As noticed, even when a fishing enquiry with digging of the faults and lacuna is not to be resorted to while examining a Will but, and at the same time, the real and valid suspicions which arise because of anything standing beyond normal happening or conduct cannot be ignored either. Ignoring or brushing aside all the features noticed in relation to the document in question would require taking up an individual feature and ignoring it as being trivial or minor and then, proceeding with the belief that it had only been a matter of chance that all the abnormalities somehow chose to conglomerate into this one document. Such an approach would, obviously, be detached from realities and cannot be adopted. It needs hardly any emphasis that examination of a document propounded as Will has to be on the norms of reality as also normalcy; and the overall effect of all the features and circumstances is required to be examined. (Para 18)
Mere proof of the document in accordance with the requirements of Section 68 of the Evidence Act is not final and conclusive for acceptance of a document as a Will. When suspicious circumstances exist and the suspicions have not been removed, the document in question cannot be accepted as a Will. (Para 20)

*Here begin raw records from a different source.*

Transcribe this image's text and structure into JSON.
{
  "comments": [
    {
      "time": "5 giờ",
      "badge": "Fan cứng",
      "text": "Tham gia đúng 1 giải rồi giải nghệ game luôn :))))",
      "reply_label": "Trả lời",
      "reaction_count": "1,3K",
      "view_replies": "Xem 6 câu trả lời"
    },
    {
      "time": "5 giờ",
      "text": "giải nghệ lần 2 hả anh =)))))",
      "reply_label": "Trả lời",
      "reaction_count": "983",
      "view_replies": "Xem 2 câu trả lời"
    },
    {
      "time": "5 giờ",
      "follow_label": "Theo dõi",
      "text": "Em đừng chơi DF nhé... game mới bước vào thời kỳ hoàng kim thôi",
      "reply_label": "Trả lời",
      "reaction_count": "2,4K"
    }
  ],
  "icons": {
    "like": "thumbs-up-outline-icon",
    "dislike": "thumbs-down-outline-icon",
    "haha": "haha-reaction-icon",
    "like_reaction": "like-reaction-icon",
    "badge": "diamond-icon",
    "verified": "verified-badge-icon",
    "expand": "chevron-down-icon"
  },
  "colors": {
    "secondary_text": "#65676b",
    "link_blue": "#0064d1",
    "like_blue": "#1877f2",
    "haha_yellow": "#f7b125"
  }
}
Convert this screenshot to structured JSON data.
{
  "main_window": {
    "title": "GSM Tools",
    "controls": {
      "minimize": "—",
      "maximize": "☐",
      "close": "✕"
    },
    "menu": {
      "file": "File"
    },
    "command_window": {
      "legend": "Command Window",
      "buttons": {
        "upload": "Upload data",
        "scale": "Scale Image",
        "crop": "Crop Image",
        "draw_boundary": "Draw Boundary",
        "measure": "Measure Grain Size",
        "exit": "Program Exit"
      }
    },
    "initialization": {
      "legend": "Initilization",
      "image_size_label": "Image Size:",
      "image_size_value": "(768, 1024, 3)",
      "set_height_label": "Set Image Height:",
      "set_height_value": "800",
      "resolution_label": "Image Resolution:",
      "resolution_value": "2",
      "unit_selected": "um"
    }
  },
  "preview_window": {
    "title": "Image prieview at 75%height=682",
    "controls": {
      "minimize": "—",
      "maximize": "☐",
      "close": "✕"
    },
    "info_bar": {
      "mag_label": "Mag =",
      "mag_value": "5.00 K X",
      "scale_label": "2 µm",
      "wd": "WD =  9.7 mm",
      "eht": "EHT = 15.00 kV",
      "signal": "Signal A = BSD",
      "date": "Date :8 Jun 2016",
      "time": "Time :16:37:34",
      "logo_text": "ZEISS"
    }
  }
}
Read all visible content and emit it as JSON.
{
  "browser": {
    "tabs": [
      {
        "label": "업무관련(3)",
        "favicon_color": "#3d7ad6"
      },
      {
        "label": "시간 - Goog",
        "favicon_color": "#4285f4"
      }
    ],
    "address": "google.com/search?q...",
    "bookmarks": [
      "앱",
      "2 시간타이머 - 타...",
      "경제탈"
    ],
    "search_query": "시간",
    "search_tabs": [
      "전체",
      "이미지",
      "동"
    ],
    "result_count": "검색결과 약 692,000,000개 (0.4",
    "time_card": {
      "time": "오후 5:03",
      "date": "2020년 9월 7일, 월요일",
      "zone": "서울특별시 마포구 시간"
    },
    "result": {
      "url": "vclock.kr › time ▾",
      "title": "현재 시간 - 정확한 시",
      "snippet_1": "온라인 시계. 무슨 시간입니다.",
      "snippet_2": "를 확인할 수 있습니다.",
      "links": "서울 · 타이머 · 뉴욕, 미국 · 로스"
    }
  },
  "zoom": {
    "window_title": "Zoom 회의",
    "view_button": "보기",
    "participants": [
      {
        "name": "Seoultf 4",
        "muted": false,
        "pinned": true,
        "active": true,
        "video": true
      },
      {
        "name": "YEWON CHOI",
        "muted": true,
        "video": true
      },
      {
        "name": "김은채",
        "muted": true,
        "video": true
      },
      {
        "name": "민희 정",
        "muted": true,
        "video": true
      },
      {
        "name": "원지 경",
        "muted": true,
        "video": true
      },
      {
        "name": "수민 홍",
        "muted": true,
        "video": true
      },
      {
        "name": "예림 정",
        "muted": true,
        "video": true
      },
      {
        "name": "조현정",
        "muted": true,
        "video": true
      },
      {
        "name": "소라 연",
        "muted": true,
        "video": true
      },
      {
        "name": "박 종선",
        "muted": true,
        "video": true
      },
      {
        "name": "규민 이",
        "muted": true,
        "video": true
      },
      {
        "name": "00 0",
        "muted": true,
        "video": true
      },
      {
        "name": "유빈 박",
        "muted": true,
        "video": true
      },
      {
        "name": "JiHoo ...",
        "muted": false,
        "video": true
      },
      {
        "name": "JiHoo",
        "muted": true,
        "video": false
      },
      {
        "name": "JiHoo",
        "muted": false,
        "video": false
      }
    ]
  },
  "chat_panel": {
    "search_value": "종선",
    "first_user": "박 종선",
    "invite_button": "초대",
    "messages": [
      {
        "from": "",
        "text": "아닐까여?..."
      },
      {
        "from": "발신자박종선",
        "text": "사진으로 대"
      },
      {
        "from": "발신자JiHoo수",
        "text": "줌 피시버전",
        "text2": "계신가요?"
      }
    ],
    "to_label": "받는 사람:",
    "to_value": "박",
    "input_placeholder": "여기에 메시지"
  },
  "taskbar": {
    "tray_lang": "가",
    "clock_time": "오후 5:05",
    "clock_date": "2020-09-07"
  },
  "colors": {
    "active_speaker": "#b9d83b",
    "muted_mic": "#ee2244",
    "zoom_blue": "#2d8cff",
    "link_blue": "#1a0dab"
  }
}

Even when the suit has been disposed of otherwise than on a preliminary point and the decree is reversed in appeal, the Appellate Court shall have the power of remand, if a re-trial is considered necessary. (Para 25.2)
A conjoint reading of Rules 23, 23A and 24 of Order XLI brings forth the scope as also contours of the powers of remand that when the available evidence is sufficient to dispose of the matter, the proper course for an Appellate Court is to follow the mandate of Rule 24 of Order XLI CPC and to determine the suit finally. It is only in such cases where the decree in challenge is reversed in appeal and a re-trial is considered necessary that the Appellate Court shall adopt the course of remanding the case. (Para 25.4)
Order of remand is not to be passed in a routine manner because an unwarranted order of remand merely elongates the life of the litigation without serving the cause of justice. An order of remand only on the ground that the points touching the appreciation of evidence were not dealt with by the Trial Court may not be considered proper in a given case because the First Appellate Court itself is possessed of jurisdiction to enter into facts and appreciate the evidence. There could, of course, be several eventualities which may justify an order of remand or where remand would be rather necessary depending on the facts and the given set of circumstances of a case. (Para 25.4)
An order of remand is not to be passed merely for the purpose of allowing a party to fill- up the lacuna in its case. (Para 25.4)
Occasion for remand would arise only when the factual findings of Trial Court are reversed and a re-trial is considered necessary by the Appellate Court. (Para 25.5)
Copy of judgement:Judgement_24-Apr-2020
-Adv. Tushar Kaushik